The central tenet of Stoicism is the idea of "virtue ethics." This means that the purpose of life is to cultivate and practice virtuous behavior, such as wisdom, courage, justice, and temperance. A virtuous person, according to the Stoics, is one who has achieved a harmonious balance between their reason and their emotions and who acts in accordance with reason.

One of the key concepts in Stoicism is the idea of "the Stoic sage." This is the ideal of a person who has achieved complete wisdom and virtue and who is immune to negative emotions and external events. The Stoic sage is seen as a model for all individuals to strive towards and is considered the highest state of human development.
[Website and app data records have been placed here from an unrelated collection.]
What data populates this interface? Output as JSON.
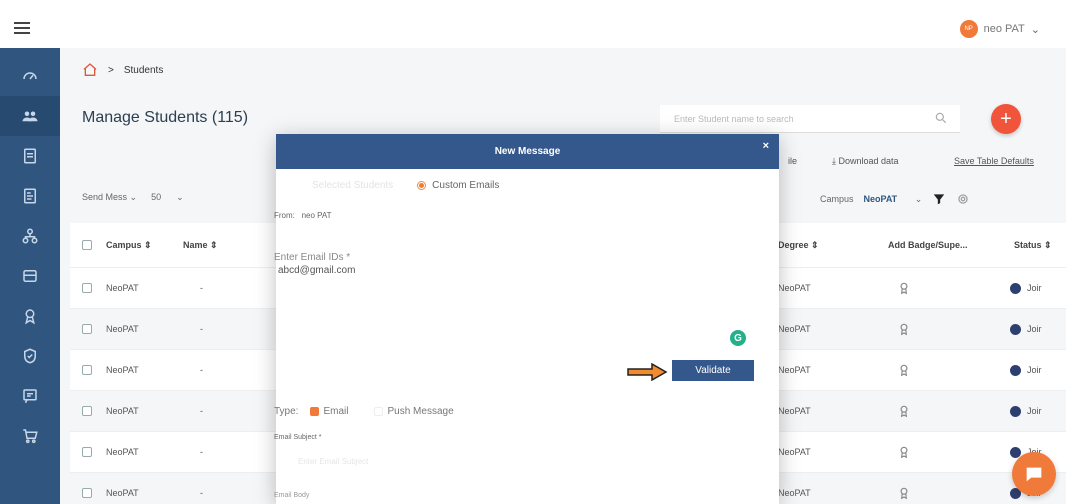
{
  "header": {
    "user_name": "neo PAT",
    "avatar_initials": "NP"
  },
  "sidebar": {
    "items": [
      {
        "icon": "speedometer-icon",
        "active": false
      },
      {
        "icon": "students-icon",
        "active": true
      },
      {
        "icon": "document-icon",
        "active": false
      },
      {
        "icon": "report-icon",
        "active": false
      },
      {
        "icon": "org-chart-icon",
        "active": false
      },
      {
        "icon": "database-icon",
        "active": false
      },
      {
        "icon": "award-icon",
        "active": false
      },
      {
        "icon": "shield-icon",
        "active": false
      },
      {
        "icon": "chat-list-icon",
        "active": false
      },
      {
        "icon": "cart-icon",
        "active": false
      }
    ]
  },
  "breadcrumb": {
    "separator": ">",
    "current": "Students"
  },
  "page": {
    "title": "Manage Students (115)",
    "search_placeholder": "Enter Student name to search"
  },
  "actions": {
    "upload": "ile",
    "download": "⤓ Download data",
    "save_defaults": "Save Table Defaults"
  },
  "toolbar": {
    "send_message": "Send Mess",
    "page_size": "50",
    "campus_label": "Campus",
    "campus_value": "NeoPAT"
  },
  "table": {
    "columns": {
      "campus": "Campus ⇕",
      "name": "Name ⇕",
      "degree": "Degree ⇕",
      "badge": "Add Badge/Supe...",
      "status": "Status ⇕"
    },
    "rows": [
      {
        "campus": "NeoPAT",
        "name": "-",
        "degree": "NeoPAT",
        "status": "Joir"
      },
      {
        "campus": "NeoPAT",
        "name": "-",
        "degree": "NeoPAT",
        "status": "Joir"
      },
      {
        "campus": "NeoPAT",
        "name": "-",
        "degree": "NeoPAT",
        "status": "Joir"
      },
      {
        "campus": "NeoPAT",
        "name": "-",
        "degree": "NeoPAT",
        "status": "Joir"
      },
      {
        "campus": "NeoPAT",
        "name": "-",
        "degree": "NeoPAT",
        "status": "Joir"
      },
      {
        "campus": "NeoPAT",
        "name": "-",
        "degree": "NeoPAT",
        "status": "Joir"
      }
    ]
  },
  "modal": {
    "title": "New Message",
    "close": "×",
    "option_students": "Selected Students",
    "option_custom": "Custom Emails",
    "from_label": "From:",
    "from_value": "neo PAT",
    "emails_label": "Enter Email IDs *",
    "emails_value": "abcd@gmail.com",
    "grammar_badge": "G",
    "validate": "Validate",
    "type_label": "Type:",
    "type_email": "Email",
    "type_push": "Push Message",
    "subject_label": "Email Subject *",
    "subject_placeholder": "Enter Email Subject",
    "body_label": "Email Body"
  },
  "colors": {
    "sidebar": "#30567f",
    "modal_header": "#35588c",
    "accent": "#f07a3a",
    "fab": "#f0543a"
  }
}
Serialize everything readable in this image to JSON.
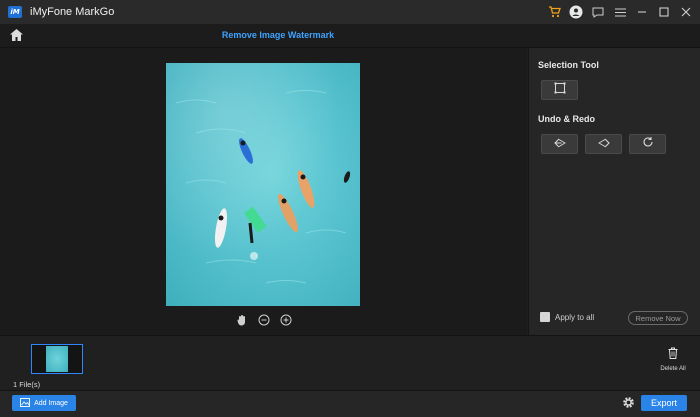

Another important aspect of Stoicism is the idea of "apatheia." This refers to the Stoic goal of achieving a state of emotional detachment or equanimity, where one is no longer troubled by negative emotions such as fear, anger, or envy. The Stoics believed that this state of emotional detachment was necessary in order to achieve a state of inner peace and to be able to act in accordance with reason.

The Stoics also believed in the concept of "logos," or the universal reason that governs the natural world. They held that the universe is an orderly and rational place and that human beings are a part of that order. The Stoics believed that by living in accordance with reason and by cultivating wisdom, individuals could find a sense of meaning and purpose in life.

Finally, the Stoics believed in the idea of "fate" or "providence." This means that they believed that all events in the world, both good and bad, are predetermined by a higher power and that individuals have no control over them. However, they also believed that individuals do have control over how they respond to events and that they can choose to respond in a virtuous manner.

In conclusion, Stoicism is a philosophical tradition that emphasizes the development of inner character, the exercise of rational control over one's emotions, and the cultivation of wisdom and virtue. By understanding and practicing the key concepts of Stoicism, individuals can strive towards a state of inner peace and harmony with the natural world.